The German Advisory Council on the Environment (SRU), released the English version of its report entitled ‘Circular economy: Putting ideas into practice’. The report discusses what regulatory and economic tools are needed to promote a circular economy.
In its report the SRU furthermore underlines that the circular economy is seen as a solution to resource scarcity and a driver of employment and welfare in Europe and Germany. In reality, however, the use of primary raw materials continues to increase. The fact is that currently only a small part of the material demand is covered in a circular way, as waste management lags behind the requirements of the circular economy, the SRU argues.
People and markets need a product policy that combines a good standard of living with lower demand for raw materials. The goal of reducing material flows must therefore be anchored in policy. Products should be designed to be compatible with the circular economy. High-quality recycling must finally become a reality. To put ideas into practice, policymakers must adopt new measures and give them a clear ecological focus, the SRU argues. Read More

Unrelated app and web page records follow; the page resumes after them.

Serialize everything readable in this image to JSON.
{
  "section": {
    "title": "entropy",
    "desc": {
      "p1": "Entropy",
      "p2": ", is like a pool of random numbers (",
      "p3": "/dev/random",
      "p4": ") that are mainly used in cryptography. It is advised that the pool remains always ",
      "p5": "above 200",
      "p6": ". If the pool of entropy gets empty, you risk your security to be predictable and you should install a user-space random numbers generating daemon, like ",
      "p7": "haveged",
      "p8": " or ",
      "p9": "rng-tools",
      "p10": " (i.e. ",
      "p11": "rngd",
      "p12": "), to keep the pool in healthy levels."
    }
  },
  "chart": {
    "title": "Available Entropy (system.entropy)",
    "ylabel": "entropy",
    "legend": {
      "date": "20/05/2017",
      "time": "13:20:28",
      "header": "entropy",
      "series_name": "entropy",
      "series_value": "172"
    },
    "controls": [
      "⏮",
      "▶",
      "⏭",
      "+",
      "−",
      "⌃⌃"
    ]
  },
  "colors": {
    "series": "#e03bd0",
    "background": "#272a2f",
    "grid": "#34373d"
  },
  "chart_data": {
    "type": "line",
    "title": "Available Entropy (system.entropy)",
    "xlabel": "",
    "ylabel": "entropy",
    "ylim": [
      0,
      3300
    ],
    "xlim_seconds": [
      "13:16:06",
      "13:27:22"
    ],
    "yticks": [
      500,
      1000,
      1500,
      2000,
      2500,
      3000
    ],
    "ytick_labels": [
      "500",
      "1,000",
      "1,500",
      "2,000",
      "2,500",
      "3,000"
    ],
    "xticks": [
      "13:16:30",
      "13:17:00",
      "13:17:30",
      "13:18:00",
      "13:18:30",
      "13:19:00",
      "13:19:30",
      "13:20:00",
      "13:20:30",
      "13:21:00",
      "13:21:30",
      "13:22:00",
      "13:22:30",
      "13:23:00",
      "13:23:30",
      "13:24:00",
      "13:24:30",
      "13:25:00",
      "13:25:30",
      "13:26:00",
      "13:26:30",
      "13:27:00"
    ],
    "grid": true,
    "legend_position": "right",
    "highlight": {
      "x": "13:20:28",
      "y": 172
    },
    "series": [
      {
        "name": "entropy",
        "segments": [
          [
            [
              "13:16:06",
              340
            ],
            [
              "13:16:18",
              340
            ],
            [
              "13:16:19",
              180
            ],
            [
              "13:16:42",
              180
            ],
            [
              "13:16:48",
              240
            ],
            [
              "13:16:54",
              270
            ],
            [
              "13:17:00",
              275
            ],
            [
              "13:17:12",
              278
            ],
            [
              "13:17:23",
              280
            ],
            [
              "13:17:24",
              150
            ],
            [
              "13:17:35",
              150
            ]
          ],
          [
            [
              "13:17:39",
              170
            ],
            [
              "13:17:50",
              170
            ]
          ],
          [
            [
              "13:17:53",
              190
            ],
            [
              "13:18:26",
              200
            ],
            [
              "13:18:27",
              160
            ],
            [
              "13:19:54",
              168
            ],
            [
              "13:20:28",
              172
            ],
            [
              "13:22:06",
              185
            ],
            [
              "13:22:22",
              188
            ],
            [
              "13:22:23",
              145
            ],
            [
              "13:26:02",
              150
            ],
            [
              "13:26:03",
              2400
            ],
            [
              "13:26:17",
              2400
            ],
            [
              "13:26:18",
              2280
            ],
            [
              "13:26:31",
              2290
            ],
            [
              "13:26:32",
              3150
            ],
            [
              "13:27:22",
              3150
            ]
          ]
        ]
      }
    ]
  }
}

A consortium of advisory bodies – under the auspices of the National Council for Sustainable Development in Hungary (NFFT) drafted an EEAC background paper, entitled: ‘Economic instruments to enhance sustainable development’. This exploratory note was presented to the members of the EEAC Network on Tuesday January 26th 2021.

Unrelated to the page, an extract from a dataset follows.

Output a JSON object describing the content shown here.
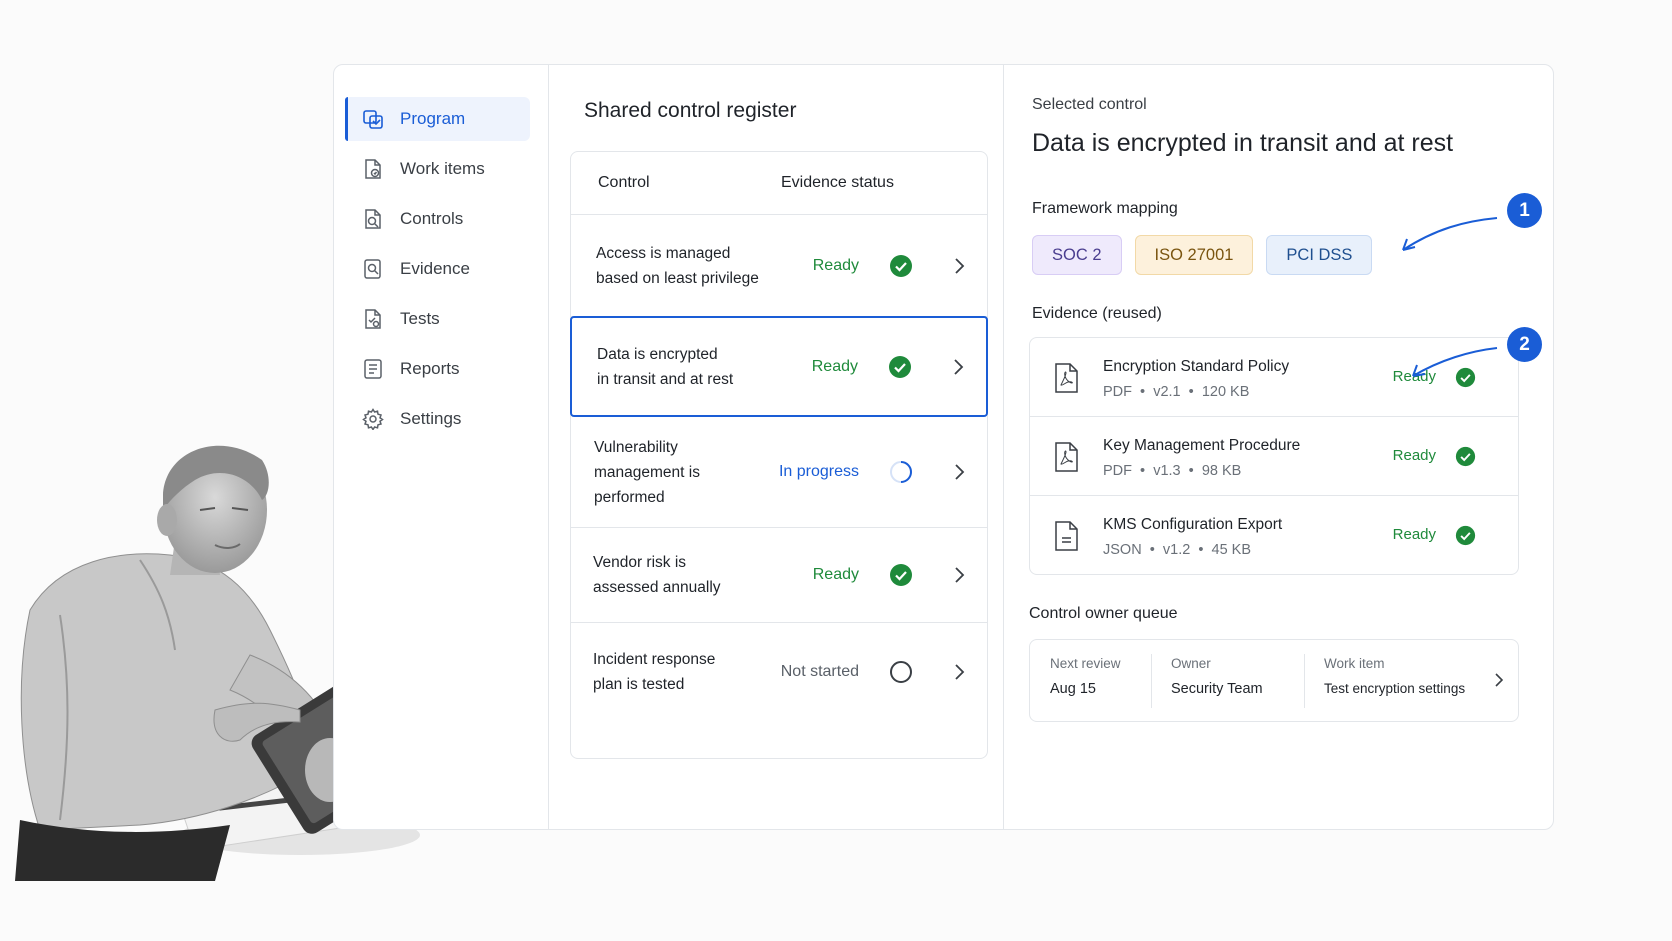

While having pledges, strategies and ambitions in place, the EU and its Member States still struggle to meet the SDGs and the related targets. This leaves Europe with a void. A void between ambitions and reality on the ground. In the EEAC explanatory note, the authors dedicate their attention to a specific issue that might play a role in this void: the use of economic instruments to enhance sustainable development. With the valuable inputs of five EEAC member bodies, the explanatory note touches upon the fundamental benefits of economic instruments to enhance sustainability.
A consortium of EEAC member councils discussed possible exchange on the overarching theme of ecosystem services. Since quite a few EEAC members work on topics that can be brought together under the heading “ecosystem services”: 1. food production (supply services); 2. biodiversity (support services) and 3. freshwater (supply and regulatory services), this first exchange took place . The analogy in the councils’ activities is their focus on protecting and improving ecosystems in order to ensure ecosystem services in a sustainable way. Following the meeting, a draft agenda for exchange and cooperation will be presented and further discussed.
On January 1st 2021, the Romanian Council for Sustainable Development joined the EEAC Network.
In his letter welcoming the council, EEAC Chairman Arnau Queralt-Bassa stated that he is truly glad to welcome the Romanian council in the EEAC Network, and that he looks forward to exchange and informed deliberation with the members and staff of the council, in order to mutually strengthen the advice that councils give to governments and parliaments.
The Romanian Council for Sustainable Development is welcomed as the eighteenth member of the EEAC Network. The list with all members can be consulted here
The Danish Council on Climate Change published an English summary of their latest report entitled ‘Carbon rich peat soils’.
The open land in Denmark is dominated by agricultural production. More than half – roughly 60 percent of the landscape – is cultivated, which leads to annual greenhouse gas emissions of around 9 million tons CO2- equivalents (hereafter CO2e). But there are large differences across Danish agricultural soils and their effect on the climate.
The majority consists of mineral soils with low carbon contents, which do not emit very much CO2 when cultivated. Just under 7 percent of the cultivated area consists of carbon rich peat soils. Peat soils are originally formed in wetlands like bogs and wet meadows and have a high content of carbon from old plant residues. When peat soils are oxygenated by drainage and plowing, the carbon rots and emits gases, primarily as CO2. In principle, this corresponds to the burning of fossil fuels although it happens more slowly. Hence, draining of peat soils contributes to increasing the atmospheric concentration of greenhouse gases thereby intensifying global warming.
In this context the Council published a report that includes proposals for a new model for effective regulation and rewetting of Danish carbon rich peat soils. Read More